- **Task requirements**: In the entries below, identify every line with the string "Affecter" and copy it.

- **Input material**:
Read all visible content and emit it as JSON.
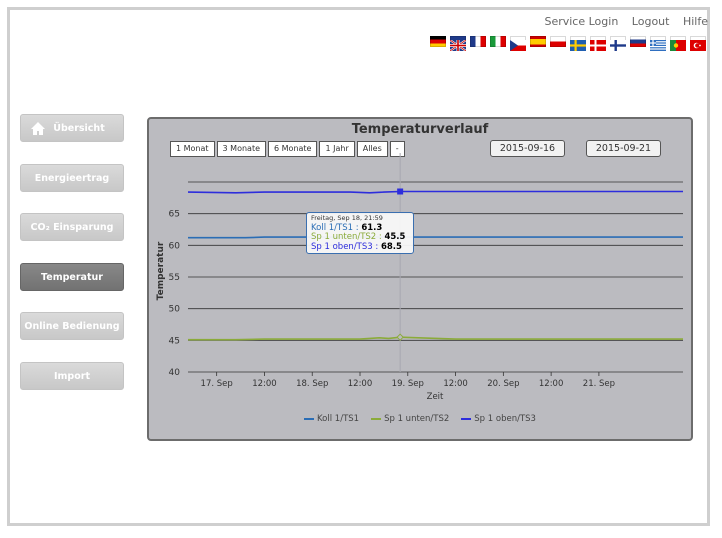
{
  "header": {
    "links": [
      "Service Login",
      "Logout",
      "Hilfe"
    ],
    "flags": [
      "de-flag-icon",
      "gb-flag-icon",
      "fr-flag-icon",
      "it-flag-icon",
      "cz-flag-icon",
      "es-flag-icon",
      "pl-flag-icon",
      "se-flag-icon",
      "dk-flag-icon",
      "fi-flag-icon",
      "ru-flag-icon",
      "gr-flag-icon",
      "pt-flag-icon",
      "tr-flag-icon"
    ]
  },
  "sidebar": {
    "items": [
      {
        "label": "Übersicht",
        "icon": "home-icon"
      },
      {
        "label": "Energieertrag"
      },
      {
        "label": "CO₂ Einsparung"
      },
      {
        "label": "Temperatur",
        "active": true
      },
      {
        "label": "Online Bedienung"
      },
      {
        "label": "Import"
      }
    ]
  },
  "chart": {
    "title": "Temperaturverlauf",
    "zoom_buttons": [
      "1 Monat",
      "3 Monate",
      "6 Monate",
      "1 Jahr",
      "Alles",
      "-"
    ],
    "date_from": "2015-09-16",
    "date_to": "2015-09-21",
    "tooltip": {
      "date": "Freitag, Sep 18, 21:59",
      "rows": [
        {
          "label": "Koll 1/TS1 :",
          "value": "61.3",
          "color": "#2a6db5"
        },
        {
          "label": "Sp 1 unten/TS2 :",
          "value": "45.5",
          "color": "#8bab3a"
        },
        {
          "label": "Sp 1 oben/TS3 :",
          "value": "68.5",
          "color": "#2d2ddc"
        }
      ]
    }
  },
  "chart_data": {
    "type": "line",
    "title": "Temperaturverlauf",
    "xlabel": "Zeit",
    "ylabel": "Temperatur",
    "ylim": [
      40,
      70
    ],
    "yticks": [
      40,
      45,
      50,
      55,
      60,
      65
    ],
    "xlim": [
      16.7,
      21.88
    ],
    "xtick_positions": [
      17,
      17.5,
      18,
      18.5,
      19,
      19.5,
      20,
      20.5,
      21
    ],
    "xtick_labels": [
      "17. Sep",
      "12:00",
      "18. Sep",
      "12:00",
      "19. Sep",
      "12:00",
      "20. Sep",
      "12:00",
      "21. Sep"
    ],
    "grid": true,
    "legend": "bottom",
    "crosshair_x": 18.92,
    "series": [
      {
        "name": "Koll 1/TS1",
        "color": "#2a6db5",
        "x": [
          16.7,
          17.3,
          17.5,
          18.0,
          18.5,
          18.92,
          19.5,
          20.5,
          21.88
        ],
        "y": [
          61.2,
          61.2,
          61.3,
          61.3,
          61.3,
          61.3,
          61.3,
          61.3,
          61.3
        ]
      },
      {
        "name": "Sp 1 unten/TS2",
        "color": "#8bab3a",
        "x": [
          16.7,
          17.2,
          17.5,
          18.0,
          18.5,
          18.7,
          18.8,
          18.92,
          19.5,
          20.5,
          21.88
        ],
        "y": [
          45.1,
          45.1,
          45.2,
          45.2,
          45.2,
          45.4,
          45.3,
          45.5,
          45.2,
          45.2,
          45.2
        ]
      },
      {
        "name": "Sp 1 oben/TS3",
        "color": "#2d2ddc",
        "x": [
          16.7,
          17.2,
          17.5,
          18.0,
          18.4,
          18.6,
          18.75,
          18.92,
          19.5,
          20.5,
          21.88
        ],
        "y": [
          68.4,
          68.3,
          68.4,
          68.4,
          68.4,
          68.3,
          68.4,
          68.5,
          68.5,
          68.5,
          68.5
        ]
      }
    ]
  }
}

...

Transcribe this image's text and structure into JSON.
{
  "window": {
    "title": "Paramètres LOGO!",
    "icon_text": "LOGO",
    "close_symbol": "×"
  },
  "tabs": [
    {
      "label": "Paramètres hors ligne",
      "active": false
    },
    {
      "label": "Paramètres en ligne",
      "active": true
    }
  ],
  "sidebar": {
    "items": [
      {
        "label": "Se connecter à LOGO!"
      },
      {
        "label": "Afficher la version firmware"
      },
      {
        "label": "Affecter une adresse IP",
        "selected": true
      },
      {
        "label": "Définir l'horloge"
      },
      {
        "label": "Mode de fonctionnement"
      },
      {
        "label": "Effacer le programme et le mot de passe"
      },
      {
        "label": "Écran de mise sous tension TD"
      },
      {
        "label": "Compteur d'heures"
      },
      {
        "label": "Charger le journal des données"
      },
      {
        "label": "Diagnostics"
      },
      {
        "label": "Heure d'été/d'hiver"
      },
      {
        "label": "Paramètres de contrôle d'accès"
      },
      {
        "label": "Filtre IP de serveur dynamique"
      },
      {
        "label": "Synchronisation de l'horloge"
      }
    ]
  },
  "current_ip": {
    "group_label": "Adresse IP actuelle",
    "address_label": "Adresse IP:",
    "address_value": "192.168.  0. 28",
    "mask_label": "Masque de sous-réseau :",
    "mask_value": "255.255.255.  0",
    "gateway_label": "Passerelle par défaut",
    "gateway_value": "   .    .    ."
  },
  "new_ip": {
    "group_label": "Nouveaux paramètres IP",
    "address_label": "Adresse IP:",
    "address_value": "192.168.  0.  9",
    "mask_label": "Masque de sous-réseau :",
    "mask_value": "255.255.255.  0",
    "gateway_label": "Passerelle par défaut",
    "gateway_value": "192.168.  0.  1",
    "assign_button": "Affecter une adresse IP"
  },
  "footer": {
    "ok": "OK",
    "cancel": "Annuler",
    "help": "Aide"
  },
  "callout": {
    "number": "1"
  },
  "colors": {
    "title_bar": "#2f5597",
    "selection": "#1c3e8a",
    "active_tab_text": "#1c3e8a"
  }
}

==

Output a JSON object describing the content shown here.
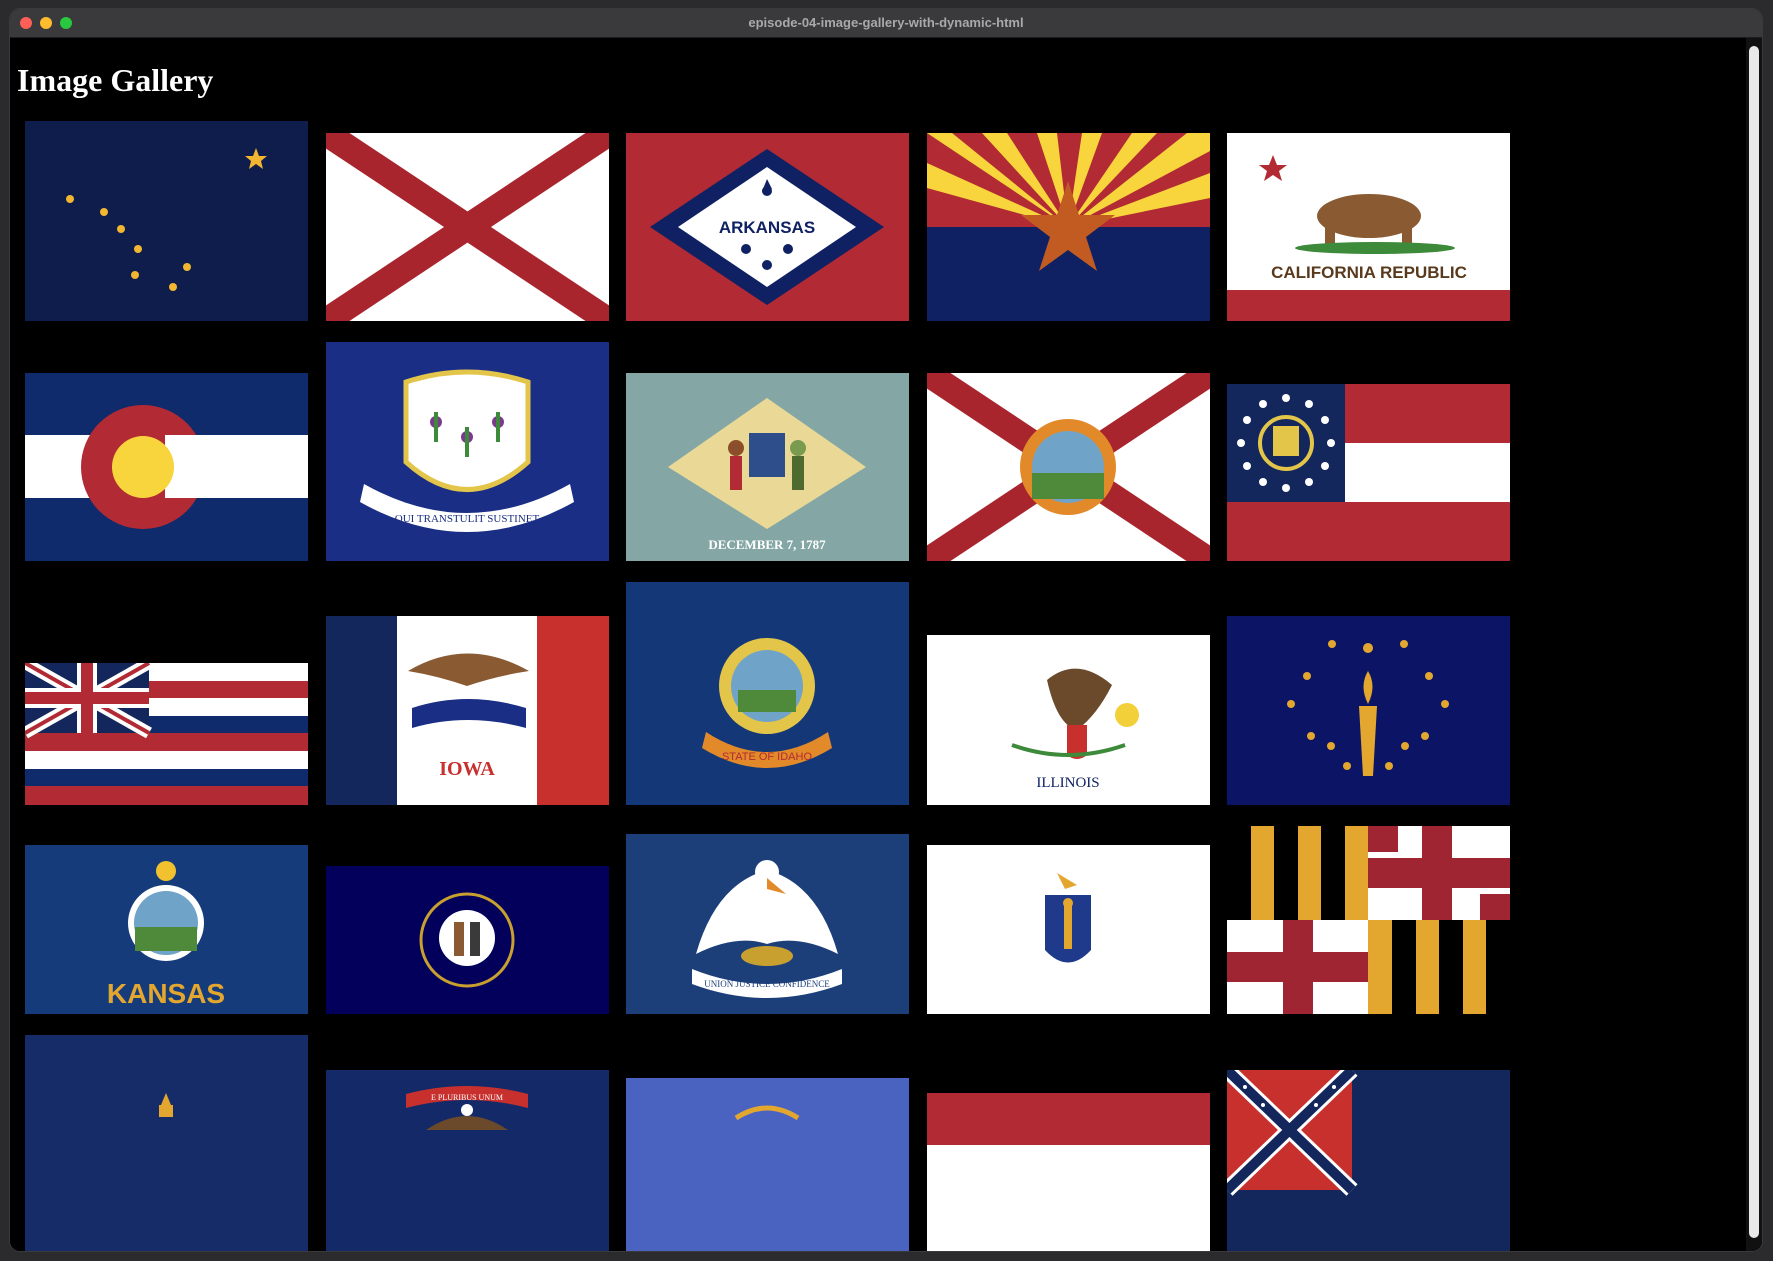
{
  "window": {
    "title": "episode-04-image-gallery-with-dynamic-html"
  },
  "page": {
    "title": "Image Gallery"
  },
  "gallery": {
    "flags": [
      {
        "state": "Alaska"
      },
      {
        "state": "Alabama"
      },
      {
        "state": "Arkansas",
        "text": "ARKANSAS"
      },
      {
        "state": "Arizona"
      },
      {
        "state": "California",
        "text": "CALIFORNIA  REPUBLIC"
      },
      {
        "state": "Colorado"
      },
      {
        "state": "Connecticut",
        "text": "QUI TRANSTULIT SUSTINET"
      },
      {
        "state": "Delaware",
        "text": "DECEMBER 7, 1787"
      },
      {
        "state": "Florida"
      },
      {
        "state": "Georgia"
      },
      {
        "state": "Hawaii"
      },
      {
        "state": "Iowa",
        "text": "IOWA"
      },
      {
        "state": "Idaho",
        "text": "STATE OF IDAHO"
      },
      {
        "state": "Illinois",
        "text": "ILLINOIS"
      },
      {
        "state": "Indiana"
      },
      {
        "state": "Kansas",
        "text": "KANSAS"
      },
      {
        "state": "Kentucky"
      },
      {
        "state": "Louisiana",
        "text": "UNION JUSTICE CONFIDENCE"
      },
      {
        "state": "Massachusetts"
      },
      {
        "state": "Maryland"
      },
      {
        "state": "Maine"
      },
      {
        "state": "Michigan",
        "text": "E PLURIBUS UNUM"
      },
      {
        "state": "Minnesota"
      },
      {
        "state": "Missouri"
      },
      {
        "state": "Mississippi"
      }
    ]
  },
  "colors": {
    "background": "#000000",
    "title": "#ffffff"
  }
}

- **Response for this exercise**:
        "label": "Affecter une adresse IP",
    "assign_button": "Affecter une adresse IP"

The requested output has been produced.